As a part of a "Year of Reading Jane Austen," join Staples High School teachers Jamie Pacuk and Mary Elizabeth Fulco for a discussion of Jane Austen’s Pride & Prejudice. We will examine this timeless novel and share ideas and insights on Austen’s use of satire, her views on love, gender roles and societal expectations of the time, and on her creation of a strong female character in Elizabeth Bennet.
Come with a favorite passage(s) to share and discuss!
One of the most universally loved and admired English novels, Pride and Prejudice was penned as a popular entertainment.
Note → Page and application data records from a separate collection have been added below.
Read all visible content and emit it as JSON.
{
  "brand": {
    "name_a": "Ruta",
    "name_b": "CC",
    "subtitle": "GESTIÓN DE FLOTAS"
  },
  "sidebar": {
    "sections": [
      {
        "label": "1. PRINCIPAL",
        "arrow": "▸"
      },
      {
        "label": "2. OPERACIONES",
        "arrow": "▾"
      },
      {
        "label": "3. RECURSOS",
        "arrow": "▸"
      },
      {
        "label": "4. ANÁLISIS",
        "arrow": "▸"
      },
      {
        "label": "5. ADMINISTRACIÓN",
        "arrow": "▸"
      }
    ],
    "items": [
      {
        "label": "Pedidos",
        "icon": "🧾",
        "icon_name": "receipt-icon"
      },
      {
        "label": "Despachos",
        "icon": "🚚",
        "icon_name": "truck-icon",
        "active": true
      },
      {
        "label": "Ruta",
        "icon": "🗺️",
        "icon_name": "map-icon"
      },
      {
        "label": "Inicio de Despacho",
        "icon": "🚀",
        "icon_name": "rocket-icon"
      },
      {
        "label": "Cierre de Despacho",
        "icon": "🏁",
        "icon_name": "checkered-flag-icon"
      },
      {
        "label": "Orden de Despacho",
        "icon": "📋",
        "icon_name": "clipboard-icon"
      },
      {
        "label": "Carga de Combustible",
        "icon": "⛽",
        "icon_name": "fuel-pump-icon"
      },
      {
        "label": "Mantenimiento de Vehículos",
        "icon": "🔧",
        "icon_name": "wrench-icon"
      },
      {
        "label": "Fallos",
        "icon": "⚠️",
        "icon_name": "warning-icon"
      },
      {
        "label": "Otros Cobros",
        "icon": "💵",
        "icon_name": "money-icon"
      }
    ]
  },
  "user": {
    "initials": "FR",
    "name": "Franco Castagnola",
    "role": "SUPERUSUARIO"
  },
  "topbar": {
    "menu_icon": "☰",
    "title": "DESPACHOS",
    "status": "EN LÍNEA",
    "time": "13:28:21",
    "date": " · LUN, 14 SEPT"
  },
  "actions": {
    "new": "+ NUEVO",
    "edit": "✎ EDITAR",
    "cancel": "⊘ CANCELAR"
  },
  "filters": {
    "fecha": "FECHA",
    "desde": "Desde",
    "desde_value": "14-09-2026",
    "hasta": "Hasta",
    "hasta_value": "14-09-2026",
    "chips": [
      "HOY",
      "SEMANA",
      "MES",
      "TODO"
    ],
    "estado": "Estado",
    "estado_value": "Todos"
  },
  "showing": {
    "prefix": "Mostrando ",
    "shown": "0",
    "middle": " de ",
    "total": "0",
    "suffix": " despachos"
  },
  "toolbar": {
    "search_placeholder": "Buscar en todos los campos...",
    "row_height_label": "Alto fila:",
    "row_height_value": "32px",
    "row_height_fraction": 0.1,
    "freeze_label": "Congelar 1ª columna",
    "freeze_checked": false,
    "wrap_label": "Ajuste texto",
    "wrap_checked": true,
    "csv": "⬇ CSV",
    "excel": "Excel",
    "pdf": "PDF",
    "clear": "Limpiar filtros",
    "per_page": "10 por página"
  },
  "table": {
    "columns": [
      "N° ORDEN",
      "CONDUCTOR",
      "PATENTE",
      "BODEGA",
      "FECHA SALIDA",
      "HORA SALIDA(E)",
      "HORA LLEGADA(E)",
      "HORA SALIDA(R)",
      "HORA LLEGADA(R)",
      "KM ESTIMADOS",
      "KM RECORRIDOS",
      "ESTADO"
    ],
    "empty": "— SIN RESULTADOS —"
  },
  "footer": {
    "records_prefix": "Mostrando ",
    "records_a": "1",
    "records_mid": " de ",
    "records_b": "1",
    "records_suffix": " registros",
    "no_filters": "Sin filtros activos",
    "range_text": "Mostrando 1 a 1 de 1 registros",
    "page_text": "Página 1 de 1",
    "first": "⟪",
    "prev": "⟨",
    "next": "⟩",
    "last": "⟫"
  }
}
But the consummate artistry of Jane Austen (1775–1817) transformed this effervescent tale of rural romance into a witty, shrewdly observed satire of English country life that is now regarded as one of the principal treasures of English language.
In a remote Hertfordshire village, far off the good coach roads of George III's England, a country squire of no great means must marry off his five vivacious daughters. At the heart of this all-consuming enterprise are his headstrong second daughter Elizabeth Bennet and her aristocratic suitor Fitzwilliam Darcy — two lovers whose pride must be humbled and prejudices dissolved before the novel can come to its splendid conclusion.
Jamie Pacuk holds a Masters of Arts Degree in Secondary Education & English from Fairfield University and a Bachelor's in English Literature from Western Connecticut State. She currently teaches at Staples High School and has been an educator in the Westport Schools District for 10 years. A mentor for new teachers and 2014 nominee for Teacher of the Year, Jamie also is active on multiple leadership committees dedicated to improving student learning and growth, as well as educator collaboration and development.
Jamie is a passionate teacher who has helped bring Jane Austen’s Pride & Prejudice to life for her Sophomore Honors English Classes, delving into the context of the time period, making connections to gender roles, societal expectations, comical characters,and examining why Elizabeth Bennet was truly ahead of her time.
Mary Elizabeth Fulco is a high school English and journalism teacher. She received her BA in English from the University of Mary Washington and earned her MA in Women’s Studies at Southern Connecticut State University. She has been teaching since 2005 and has spent the last eight years at Staples High School in Westport, Connecticut. Ms. Fulco was named the 2017 Westport Teacher of the Year and was also named a semi-finalist for the 2017 Connecticut Teacher of the Year. She also most recently received the 2016 NEATE Ann Garland West Outstanding Teacher of the Year award.
Pride and Prejudice is one of Ms. Fulco’s favorite books. She has taught the novel for a number of years, but finds that the story never grows stale, for as the Austen character, Caroline Bingley, says, “I declare after all there is no enjoyment like reading! How much sooner one tires of anything than of a book.” Ms. Fulco is looking forward to discussing Pride and Prejudice’s humor, characters, and themes of love, class and gender with, of course, complimentary tea and biscuits on the side.
Amateur historian and Westporter J. Bruce McGuirk leads a discussion of The Wright Brothers by David McCullough. This #1 New York Times bestseller from David McCullough, two-time winner of the Pulitzer Prize, tells the dramatic story-behind-the-story of Wilbur and Orville Wright, the courageous brothers who taught the world how to fly.
“A story of timeless importance, told with uncommon empathy and fluency. ... A story, well told, about what might be the most astonishing feat mankind has ever accomplished. ...The Wright Brothers soars.”—Daniel Okrent, The New York Times Book Review
History book discussions occur the 2nd Sunday of the month at 3 pm. For copies of the book, phone 203.291.4821.